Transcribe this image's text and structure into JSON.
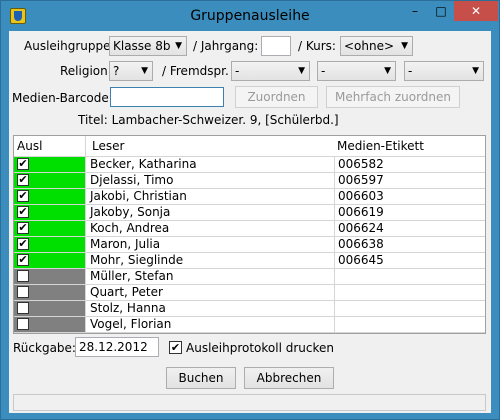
{
  "window": {
    "title": "Gruppenausleihe",
    "min": "–",
    "max": "□",
    "close": "✕"
  },
  "form": {
    "ausleihgruppe_label": "Ausleihgruppe:",
    "ausleihgruppe_value": "Klasse 8b",
    "jahrgang_label": "/ Jahrgang:",
    "jahrgang_value": "",
    "kurs_label": "/ Kurs:",
    "kurs_value": "<ohne>",
    "religion_label": "Religion:",
    "religion_value": "?",
    "fremdspr_label": "/ Fremdspr.",
    "fremdspr_values": [
      "-",
      "-",
      "-"
    ],
    "barcode_label": "Medien-Barcode:",
    "barcode_value": "",
    "zuordnen_label": "Zuordnen",
    "mehrfach_label": "Mehrfach zuordnen",
    "titel_text": "Titel: Lambacher-Schweizer. 9, [Schülerbd.]"
  },
  "grid": {
    "headers": {
      "ausl": "Ausl",
      "leser": "Leser",
      "etikett": "Medien-Etikett"
    },
    "rows": [
      {
        "checked": true,
        "leser": "Becker, Katharina",
        "etikett": "006582",
        "status_color": "#00e000"
      },
      {
        "checked": true,
        "leser": "Djelassi, Timo",
        "etikett": "006597",
        "status_color": "#00e000"
      },
      {
        "checked": true,
        "leser": "Jakobi, Christian",
        "etikett": "006603",
        "status_color": "#00e000"
      },
      {
        "checked": true,
        "leser": "Jakoby, Sonja",
        "etikett": "006619",
        "status_color": "#00e000"
      },
      {
        "checked": true,
        "leser": "Koch, Andrea",
        "etikett": "006624",
        "status_color": "#00e000"
      },
      {
        "checked": true,
        "leser": "Maron, Julia",
        "etikett": "006638",
        "status_color": "#00e000"
      },
      {
        "checked": true,
        "leser": "Mohr, Sieglinde",
        "etikett": "006645",
        "status_color": "#00e000"
      },
      {
        "checked": false,
        "leser": "Müller, Stefan",
        "etikett": "",
        "status_color": "#808080"
      },
      {
        "checked": false,
        "leser": "Quart, Peter",
        "etikett": "",
        "status_color": "#808080"
      },
      {
        "checked": false,
        "leser": "Stolz, Hanna",
        "etikett": "",
        "status_color": "#808080"
      },
      {
        "checked": false,
        "leser": "Vogel, Florian",
        "etikett": "",
        "status_color": "#808080"
      }
    ]
  },
  "footer": {
    "rueckgabe_label": "Rückgabe:",
    "rueckgabe_value": "28.12.2012",
    "protokoll_checked": true,
    "protokoll_label": "Ausleihprotokoll drucken",
    "buchen_label": "Buchen",
    "abbrechen_label": "Abbrechen"
  }
}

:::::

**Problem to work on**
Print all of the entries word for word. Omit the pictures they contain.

**Worked solution**
Transcribe this image's text and structure into JSON.
{
  "window": {
    "title": "Gruppenausleihe",
    "min": "–",
    "max": "□",
    "close": "✕"
  },
  "form": {
    "ausleihgruppe_label": "Ausleihgruppe:",
    "ausleihgruppe_value": "Klasse 8b",
    "jahrgang_label": "/ Jahrgang:",
    "jahrgang_value": "",
    "kurs_label": "/ Kurs:",
    "kurs_value": "<ohne>",
    "religion_label": "Religion:",
    "religion_value": "?",
    "fremdspr_label": "/ Fremdspr.",
    "fremdspr_values": [
      "-",
      "-",
      "-"
    ],
    "barcode_label": "Medien-Barcode:",
    "barcode_value": "",
    "zuordnen_label": "Zuordnen",
    "mehrfach_label": "Mehrfach zuordnen",
    "titel_text": "Titel: Lambacher-Schweizer. 9, [Schülerbd.]"
  },
  "grid": {
    "headers": {
      "ausl": "Ausl",
      "leser": "Leser",
      "etikett": "Medien-Etikett"
    },
    "rows": [
      {
        "checked": true,
        "leser": "Becker, Katharina",
        "etikett": "006582",
        "status_color": "#00e000"
      },
      {
        "checked": true,
        "leser": "Djelassi, Timo",
        "etikett": "006597",
        "status_color": "#00e000"
      },
      {
        "checked": true,
        "leser": "Jakobi, Christian",
        "etikett": "006603",
        "status_color": "#00e000"
      },
      {
        "checked": true,
        "leser": "Jakoby, Sonja",
        "etikett": "006619",
        "status_color": "#00e000"
      },
      {
        "checked": true,
        "leser": "Koch, Andrea",
        "etikett": "006624",
        "status_color": "#00e000"
      },
      {
        "checked": true,
        "leser": "Maron, Julia",
        "etikett": "006638",
        "status_color": "#00e000"
      },
      {
        "checked": true,
        "leser": "Mohr, Sieglinde",
        "etikett": "006645",
        "status_color": "#00e000"
      },
      {
        "checked": false,
        "leser": "Müller, Stefan",
        "etikett": "",
        "status_color": "#808080"
      },
      {
        "checked": false,
        "leser": "Quart, Peter",
        "etikett": "",
        "status_color": "#808080"
      },
      {
        "checked": false,
        "leser": "Stolz, Hanna",
        "etikett": "",
        "status_color": "#808080"
      },
      {
        "checked": false,
        "leser": "Vogel, Florian",
        "etikett": "",
        "status_color": "#808080"
      }
    ]
  },
  "footer": {
    "rueckgabe_label": "Rückgabe:",
    "rueckgabe_value": "28.12.2012",
    "protokoll_checked": true,
    "protokoll_label": "Ausleihprotokoll drucken",
    "buchen_label": "Buchen",
    "abbrechen_label": "Abbrechen"
  }
}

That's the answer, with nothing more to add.